|U.S. Classification||60/721, 192/112, 74/572.12, 74/609|
|International Classification||F16M1/04, F16F15/30, F16F15/305, F16F15/315|
|Cooperative Classification||F16M1/04, Y02E60/16, Y10T74/2191, F16F15/315, Y10T74/212|
|European Classification||F16F15/315, F16M1/04|
|Apr 30, 1986||AS||Assignment|
Owner name: BRITISH PETROLEUM COMPANY P.L.C., THE, BRITANNIC H
Free format text: ASSIGNMENT OF ASSIGNORS INTEREST.;ASSIGNOR:MAYER, RAYNER M.;REEL/FRAME:004539/0487
Effective date: 19840501

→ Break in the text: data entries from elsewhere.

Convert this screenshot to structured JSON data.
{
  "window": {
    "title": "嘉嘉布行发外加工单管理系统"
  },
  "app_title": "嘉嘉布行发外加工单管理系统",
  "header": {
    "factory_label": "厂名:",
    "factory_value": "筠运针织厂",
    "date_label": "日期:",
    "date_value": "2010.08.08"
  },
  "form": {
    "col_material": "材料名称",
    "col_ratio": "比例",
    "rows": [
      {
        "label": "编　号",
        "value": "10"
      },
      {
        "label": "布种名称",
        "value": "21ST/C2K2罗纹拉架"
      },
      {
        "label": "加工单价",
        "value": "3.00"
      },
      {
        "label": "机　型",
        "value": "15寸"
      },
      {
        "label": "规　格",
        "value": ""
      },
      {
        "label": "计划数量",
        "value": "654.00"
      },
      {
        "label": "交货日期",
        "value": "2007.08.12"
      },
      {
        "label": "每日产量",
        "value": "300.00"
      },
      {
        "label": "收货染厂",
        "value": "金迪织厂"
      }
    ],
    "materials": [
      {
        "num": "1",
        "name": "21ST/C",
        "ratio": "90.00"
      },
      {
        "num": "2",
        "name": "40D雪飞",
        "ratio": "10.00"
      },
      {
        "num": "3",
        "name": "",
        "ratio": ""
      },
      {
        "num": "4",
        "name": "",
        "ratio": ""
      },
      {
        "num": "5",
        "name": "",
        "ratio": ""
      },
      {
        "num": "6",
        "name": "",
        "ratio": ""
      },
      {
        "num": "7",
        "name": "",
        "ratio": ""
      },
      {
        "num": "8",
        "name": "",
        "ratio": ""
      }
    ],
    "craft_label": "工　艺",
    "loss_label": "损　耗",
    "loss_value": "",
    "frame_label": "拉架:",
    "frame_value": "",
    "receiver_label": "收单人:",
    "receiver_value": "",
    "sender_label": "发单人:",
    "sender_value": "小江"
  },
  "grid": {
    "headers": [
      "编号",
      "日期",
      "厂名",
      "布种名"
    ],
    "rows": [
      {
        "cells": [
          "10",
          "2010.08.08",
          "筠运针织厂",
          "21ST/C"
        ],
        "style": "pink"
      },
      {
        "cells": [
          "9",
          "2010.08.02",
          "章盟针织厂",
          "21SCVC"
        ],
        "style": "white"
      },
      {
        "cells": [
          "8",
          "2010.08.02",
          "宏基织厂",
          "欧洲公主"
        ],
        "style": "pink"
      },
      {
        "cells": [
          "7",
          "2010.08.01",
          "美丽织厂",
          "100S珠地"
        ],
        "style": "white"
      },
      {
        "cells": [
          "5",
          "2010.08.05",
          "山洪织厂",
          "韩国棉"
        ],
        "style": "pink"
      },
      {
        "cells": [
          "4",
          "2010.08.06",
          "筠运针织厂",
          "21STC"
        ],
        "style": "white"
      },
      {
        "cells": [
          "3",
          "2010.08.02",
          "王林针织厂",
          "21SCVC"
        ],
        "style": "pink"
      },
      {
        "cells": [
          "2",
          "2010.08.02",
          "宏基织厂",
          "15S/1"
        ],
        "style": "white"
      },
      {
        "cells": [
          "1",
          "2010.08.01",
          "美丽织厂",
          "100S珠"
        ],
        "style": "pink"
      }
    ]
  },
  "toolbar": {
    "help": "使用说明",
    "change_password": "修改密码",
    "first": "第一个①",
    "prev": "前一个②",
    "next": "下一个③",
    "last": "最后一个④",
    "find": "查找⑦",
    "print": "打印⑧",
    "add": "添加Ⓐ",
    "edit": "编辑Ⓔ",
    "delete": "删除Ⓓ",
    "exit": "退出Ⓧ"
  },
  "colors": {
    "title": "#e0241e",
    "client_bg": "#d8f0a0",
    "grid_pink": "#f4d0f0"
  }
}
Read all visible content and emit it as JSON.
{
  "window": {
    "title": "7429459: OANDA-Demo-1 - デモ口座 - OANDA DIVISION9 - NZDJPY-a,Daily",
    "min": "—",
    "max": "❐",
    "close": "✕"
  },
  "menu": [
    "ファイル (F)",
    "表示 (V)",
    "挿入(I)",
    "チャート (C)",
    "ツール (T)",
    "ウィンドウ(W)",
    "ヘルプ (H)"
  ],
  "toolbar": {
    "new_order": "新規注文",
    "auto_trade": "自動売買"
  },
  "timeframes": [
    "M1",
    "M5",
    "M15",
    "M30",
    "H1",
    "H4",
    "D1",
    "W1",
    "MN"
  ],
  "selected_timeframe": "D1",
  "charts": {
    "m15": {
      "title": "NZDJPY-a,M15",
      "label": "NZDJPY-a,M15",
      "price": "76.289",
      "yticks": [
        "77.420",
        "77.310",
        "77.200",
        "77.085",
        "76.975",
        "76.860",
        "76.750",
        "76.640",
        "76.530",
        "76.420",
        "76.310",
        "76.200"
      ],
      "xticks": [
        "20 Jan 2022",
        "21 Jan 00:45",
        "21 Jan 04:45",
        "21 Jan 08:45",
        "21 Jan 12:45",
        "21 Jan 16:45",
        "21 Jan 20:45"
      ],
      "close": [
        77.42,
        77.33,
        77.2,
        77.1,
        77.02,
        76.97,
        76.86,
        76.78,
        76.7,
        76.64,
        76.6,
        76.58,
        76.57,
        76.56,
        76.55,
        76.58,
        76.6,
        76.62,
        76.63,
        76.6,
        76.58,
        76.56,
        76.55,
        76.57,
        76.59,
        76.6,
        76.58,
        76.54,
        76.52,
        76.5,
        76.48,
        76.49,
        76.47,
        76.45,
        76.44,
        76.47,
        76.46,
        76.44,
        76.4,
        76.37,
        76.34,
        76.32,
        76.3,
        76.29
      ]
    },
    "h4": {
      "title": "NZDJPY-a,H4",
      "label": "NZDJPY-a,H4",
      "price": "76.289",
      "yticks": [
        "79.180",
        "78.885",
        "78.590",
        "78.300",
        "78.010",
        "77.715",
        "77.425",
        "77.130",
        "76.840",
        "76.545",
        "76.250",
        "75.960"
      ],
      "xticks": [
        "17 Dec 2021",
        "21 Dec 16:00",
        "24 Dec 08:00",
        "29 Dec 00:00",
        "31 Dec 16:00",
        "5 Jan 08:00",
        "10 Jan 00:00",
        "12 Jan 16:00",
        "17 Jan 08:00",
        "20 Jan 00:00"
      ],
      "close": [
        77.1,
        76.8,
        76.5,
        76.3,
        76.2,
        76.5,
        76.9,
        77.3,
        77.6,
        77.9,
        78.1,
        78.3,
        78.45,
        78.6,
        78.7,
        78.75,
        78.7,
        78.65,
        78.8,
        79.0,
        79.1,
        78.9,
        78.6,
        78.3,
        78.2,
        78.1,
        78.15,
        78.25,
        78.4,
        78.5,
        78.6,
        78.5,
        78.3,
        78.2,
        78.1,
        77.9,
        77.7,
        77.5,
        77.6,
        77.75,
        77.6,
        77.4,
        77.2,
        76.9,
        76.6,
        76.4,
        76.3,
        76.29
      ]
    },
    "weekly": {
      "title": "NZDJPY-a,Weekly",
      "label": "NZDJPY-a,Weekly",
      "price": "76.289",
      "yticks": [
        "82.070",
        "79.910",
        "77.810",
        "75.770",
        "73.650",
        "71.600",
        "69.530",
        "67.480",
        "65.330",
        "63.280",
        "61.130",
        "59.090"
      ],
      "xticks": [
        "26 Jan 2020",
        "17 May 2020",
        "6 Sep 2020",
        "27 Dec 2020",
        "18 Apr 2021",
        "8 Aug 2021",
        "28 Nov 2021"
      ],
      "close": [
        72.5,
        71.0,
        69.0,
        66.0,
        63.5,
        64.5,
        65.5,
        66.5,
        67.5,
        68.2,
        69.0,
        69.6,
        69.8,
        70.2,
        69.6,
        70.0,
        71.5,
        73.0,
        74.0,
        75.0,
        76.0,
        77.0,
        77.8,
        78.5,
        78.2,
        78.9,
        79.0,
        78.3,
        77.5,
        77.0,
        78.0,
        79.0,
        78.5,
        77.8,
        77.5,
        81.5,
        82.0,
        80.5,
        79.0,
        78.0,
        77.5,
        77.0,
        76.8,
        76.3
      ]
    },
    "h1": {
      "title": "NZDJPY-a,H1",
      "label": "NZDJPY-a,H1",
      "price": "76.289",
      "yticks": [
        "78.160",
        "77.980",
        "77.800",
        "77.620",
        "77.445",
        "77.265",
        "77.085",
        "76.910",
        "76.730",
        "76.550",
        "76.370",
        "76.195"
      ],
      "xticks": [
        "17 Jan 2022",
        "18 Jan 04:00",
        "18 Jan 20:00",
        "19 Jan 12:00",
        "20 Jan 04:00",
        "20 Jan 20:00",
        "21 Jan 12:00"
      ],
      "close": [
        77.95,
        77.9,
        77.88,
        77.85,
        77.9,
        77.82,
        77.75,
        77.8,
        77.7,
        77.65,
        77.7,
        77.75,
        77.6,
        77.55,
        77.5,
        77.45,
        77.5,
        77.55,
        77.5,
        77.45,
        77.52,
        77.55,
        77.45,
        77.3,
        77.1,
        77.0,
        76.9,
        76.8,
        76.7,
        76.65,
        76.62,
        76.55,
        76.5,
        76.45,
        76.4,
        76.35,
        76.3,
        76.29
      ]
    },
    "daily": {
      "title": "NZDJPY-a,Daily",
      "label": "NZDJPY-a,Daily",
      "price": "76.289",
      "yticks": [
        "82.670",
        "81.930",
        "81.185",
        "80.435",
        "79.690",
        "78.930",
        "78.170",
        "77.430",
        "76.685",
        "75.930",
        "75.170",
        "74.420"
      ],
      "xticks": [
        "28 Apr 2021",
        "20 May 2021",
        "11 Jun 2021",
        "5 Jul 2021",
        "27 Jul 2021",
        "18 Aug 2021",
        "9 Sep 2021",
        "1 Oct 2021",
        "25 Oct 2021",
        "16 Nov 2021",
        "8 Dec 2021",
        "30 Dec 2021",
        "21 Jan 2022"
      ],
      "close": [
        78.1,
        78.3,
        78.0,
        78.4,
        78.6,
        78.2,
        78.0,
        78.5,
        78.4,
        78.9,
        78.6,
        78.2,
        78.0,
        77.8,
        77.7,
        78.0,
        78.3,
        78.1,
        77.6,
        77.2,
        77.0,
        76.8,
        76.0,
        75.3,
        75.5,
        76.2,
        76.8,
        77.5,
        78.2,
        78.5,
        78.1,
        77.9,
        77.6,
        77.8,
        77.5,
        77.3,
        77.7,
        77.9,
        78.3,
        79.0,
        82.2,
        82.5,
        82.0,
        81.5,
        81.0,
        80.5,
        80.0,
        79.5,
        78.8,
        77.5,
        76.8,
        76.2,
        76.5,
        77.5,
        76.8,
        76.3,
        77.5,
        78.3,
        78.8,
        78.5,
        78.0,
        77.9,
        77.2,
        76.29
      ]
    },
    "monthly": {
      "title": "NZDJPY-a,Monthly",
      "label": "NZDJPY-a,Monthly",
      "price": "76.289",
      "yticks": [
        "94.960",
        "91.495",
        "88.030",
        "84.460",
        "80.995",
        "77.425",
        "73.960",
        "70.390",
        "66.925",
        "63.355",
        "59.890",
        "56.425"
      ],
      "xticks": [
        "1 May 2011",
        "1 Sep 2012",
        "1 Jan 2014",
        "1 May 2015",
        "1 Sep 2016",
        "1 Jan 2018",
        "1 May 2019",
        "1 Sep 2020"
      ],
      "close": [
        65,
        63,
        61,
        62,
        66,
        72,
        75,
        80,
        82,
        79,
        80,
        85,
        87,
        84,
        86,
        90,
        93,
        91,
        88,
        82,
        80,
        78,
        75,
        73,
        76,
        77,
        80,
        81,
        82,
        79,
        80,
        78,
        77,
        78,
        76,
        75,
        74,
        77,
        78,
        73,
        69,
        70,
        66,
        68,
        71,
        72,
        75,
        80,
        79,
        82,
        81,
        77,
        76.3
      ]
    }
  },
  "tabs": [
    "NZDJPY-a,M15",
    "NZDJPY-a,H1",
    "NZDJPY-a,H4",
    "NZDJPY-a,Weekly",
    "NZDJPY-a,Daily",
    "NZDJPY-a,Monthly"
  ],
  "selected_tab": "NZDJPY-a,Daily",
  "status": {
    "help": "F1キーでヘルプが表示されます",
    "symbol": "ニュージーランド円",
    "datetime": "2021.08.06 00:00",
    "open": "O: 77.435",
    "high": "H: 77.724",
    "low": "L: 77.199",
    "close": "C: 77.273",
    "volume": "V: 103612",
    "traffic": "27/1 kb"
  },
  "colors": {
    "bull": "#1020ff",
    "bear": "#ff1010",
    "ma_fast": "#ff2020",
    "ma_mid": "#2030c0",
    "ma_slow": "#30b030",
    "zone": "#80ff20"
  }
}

|Dec 15, 1989||FPAY||Fee payment|
Year of fee payment: 4
|Mar 15, 1994||REMI||Maintenance fee reminder mailed|
|Aug 7, 1994||LAPS||Lapse for failure to pay maintenance fees|
|Oct 18, 1994||FP||Expired due to failure to pay maintenance fee|
Effective date: 19940810